I’d Like Kalinda Late at Night in the Bullpen Too, Please
I think all sexual harassment cases should be resolved with a testimony from Kalinda. Did Chrissy Quinn have an actual, legitimate case and complaint against Lockhart/Gardner? I’d argue she did against Howard Lyman and, tangentially, against Cary and Carey, frat boys extraordinaire. Was her mistake casting too wide a net? If she and Viola had narrowed in on Lyman and left Cary’s hand gestures and Saint Alicia out of it, would her case have stood? Or would her weakness for Kalina have been her undoing anyway?
But a Whimper

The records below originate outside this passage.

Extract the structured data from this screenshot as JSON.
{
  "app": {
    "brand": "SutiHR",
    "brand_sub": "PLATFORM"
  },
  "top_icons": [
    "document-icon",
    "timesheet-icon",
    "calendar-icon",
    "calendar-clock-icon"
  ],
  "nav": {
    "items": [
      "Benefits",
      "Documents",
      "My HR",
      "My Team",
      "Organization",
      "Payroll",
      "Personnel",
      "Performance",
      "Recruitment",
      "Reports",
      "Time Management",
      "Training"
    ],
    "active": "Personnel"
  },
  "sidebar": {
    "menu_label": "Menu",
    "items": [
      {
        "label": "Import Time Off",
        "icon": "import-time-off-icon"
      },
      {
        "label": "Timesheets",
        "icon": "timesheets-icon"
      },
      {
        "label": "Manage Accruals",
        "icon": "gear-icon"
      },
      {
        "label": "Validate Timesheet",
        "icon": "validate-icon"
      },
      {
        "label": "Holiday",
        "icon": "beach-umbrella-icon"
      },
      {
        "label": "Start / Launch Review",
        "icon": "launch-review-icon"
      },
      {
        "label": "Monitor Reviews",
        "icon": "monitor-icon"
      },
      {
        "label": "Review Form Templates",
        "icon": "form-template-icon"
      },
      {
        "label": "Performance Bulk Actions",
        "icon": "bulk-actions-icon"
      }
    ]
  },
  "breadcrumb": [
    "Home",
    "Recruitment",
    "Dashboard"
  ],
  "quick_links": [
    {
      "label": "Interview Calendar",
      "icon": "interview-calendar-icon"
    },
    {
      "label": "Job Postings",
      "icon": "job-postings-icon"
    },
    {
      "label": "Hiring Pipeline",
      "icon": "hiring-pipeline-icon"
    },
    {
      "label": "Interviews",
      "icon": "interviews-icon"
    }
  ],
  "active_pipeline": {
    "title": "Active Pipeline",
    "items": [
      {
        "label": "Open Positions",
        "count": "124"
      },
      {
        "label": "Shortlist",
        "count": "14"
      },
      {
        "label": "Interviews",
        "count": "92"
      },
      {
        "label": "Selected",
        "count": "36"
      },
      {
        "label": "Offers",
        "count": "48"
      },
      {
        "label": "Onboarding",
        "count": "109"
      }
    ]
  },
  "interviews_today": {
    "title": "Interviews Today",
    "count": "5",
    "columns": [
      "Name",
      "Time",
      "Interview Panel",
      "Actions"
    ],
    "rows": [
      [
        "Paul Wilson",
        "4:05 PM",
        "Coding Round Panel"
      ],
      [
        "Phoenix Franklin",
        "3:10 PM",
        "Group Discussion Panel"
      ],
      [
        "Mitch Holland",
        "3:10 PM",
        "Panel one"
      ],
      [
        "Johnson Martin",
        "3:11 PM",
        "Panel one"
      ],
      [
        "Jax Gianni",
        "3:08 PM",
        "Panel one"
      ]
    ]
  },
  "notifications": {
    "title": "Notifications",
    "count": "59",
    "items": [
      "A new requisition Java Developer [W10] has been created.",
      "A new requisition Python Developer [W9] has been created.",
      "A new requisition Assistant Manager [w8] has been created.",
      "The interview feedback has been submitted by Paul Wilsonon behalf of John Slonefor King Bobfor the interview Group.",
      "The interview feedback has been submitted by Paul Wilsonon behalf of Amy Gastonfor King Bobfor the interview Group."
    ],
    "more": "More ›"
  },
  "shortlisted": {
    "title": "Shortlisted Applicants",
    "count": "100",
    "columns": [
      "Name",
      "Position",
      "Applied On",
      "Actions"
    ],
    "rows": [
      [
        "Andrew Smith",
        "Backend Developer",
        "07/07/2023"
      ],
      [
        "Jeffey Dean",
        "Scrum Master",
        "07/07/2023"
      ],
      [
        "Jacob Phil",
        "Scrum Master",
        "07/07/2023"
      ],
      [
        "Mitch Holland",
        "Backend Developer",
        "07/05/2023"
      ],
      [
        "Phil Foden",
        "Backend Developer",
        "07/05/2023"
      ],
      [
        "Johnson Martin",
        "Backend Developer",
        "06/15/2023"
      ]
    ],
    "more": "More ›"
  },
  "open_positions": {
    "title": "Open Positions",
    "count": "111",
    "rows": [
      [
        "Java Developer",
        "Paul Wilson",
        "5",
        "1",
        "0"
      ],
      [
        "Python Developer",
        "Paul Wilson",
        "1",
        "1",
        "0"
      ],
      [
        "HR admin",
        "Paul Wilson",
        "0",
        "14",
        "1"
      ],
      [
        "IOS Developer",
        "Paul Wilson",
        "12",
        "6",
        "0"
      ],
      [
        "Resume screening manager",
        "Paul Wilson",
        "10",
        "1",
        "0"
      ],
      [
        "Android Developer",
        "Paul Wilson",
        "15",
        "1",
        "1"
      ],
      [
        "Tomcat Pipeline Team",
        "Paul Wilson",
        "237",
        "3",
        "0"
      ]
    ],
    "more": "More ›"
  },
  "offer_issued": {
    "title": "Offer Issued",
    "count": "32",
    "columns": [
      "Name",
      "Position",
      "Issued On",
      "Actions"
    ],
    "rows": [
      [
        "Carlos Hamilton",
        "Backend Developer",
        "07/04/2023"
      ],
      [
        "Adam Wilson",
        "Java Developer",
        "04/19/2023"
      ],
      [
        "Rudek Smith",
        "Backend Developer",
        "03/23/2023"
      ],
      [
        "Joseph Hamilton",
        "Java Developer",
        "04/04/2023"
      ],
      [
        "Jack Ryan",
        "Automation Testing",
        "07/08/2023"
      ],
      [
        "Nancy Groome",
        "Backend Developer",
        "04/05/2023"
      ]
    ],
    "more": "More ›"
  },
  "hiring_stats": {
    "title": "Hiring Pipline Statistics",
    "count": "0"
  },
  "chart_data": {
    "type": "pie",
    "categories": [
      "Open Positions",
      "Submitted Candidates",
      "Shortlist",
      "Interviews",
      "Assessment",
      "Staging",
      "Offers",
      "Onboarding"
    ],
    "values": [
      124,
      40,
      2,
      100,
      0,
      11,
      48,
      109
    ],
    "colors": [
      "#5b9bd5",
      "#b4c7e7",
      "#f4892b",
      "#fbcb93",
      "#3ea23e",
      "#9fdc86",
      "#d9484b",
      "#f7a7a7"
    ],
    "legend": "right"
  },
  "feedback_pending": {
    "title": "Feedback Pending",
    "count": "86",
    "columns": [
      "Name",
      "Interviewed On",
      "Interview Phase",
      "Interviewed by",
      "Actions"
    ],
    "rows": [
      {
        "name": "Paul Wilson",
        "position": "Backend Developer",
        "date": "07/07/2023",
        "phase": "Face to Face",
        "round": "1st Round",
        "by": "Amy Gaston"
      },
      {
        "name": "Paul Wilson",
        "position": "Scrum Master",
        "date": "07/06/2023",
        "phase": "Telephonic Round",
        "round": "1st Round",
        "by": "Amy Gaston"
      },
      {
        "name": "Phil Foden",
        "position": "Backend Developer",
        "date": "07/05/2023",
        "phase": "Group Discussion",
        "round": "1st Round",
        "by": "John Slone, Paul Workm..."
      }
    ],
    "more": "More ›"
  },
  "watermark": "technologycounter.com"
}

There’s a moment, earlier in the episode, when Diane, quoting from T.S. Eliot’s poem “The Hollow Men” mutters quietly to herself “not with a bang.” The complete closing line is, of course, “This is the way the world ends / Not with a bang but a whimper.” In that moment, Diane was admitting defeat. She had given Will her terms and was ready to leave the firm she built and the world she loved. But that was before she found out about Alicia. How much trouble is Alicia in? Which laws and which aspects of her contract has she broken? She’s brought that contract up every time the Fourth Years push her. I think Alicia is well on her way to being sued by Lockhart/Gardner for breach of contract. Oh, this is going to end with a whimper, all right. But it won’t be Diane’s.